Monday, June 15, 2015

Sneak Preview

The China Mirage: The Hidden History of American Disaster in Asia, by James Bradley

I am just finishing this book, the second I have read by Bradley.  The first, The Imperial Cruise: A Secret History of Empire and War, was a very worthwhile read.  I offered two posts from the book.  The first regarding US colonialism in the Pacific, and specifically the Philippines; the second regarding the US greenlighting of Japanese militarism against Korea and China.

The current book offers the history of the US role in China, beginning in the nineteenth century and continuing to and through the Second World War.  It is a story ranging from the opium that secured the wealth for some of the most prominent families in America to missionary zeal to the woman behind the throne to the value of propaganda to the real leader of China.

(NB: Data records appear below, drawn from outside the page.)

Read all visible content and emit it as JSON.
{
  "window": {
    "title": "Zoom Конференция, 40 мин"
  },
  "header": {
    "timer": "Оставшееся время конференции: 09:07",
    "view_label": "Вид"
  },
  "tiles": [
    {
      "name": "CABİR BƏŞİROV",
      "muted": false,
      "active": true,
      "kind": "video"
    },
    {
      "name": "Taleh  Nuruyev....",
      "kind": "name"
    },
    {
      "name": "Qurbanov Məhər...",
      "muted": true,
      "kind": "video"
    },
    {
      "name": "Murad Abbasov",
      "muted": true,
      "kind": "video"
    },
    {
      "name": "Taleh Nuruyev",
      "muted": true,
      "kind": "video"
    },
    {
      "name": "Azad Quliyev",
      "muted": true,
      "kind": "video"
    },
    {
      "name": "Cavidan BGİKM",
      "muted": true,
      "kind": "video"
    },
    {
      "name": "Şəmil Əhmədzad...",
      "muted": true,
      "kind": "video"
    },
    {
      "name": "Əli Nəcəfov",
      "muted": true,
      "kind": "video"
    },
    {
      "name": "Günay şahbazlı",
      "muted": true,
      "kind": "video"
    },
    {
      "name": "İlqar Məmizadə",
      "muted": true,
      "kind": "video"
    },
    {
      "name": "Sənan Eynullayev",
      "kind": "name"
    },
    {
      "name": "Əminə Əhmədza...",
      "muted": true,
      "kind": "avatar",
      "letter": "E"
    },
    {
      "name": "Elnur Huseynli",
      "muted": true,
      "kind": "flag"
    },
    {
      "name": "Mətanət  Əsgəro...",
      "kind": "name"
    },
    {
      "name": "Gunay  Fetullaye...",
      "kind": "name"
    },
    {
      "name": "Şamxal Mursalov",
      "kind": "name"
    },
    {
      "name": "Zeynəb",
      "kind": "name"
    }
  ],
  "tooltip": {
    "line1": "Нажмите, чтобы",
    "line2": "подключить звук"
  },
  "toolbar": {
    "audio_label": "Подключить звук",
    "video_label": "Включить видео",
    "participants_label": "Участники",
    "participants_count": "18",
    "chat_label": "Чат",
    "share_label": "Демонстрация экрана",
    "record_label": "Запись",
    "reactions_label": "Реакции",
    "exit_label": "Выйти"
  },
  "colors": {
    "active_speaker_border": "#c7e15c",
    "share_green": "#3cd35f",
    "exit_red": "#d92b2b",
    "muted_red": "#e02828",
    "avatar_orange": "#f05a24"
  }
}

I still have no clear view regarding how I will present this book: as a one-post overview or several posts offering greater detail.  If several posts, how will I organize these?  One thing is certain: Bradley offers dozens of important dates and events that will be added to my Timeline To War.

By now, you must be wondering…why is bionic bothering me with any of this?  I will tell you: while I still don’t know how I will present the book, one story begs for individual, stand-alone treatment: the backstory (as Bradley tells it) regarding Pearl Harbor.

This isn’t that post either, but I don’t want to contaminate that post with this background.  However, I feel it worthwhile to present the background.  In the meantime, I will offer one clue as to Bradley’s view on the Pearl Harbor backstory (emphasis added):

This is the story of how a few of these officials surreptitiously outmaneuvered and undermined the president of the United States and thrust America into an unwanted Asian war.  My father and millions of others fought in a conflict that didn’t have to happen, a war that Franklin Delano Roosevelt was trying to avoid, one that could have been prevented or delayed if some overconfident administration officials had heeded their president instead of the China Lobby.

The post should be available in the coming days.


  1. Look forward to it.

    I also have some doubts about Roosevelt in relationship to pushing the US toward war, it is true that several decisions seemed to have been done by lower officials, but Roosevelt never reigned them in or reversed policy.

    So up to now I have gone with the idea that Roosevelt was pulling the strings and was just trying to avoid responsibility and scrutiny. But I will be interested in how you see it.

    1. Here you go: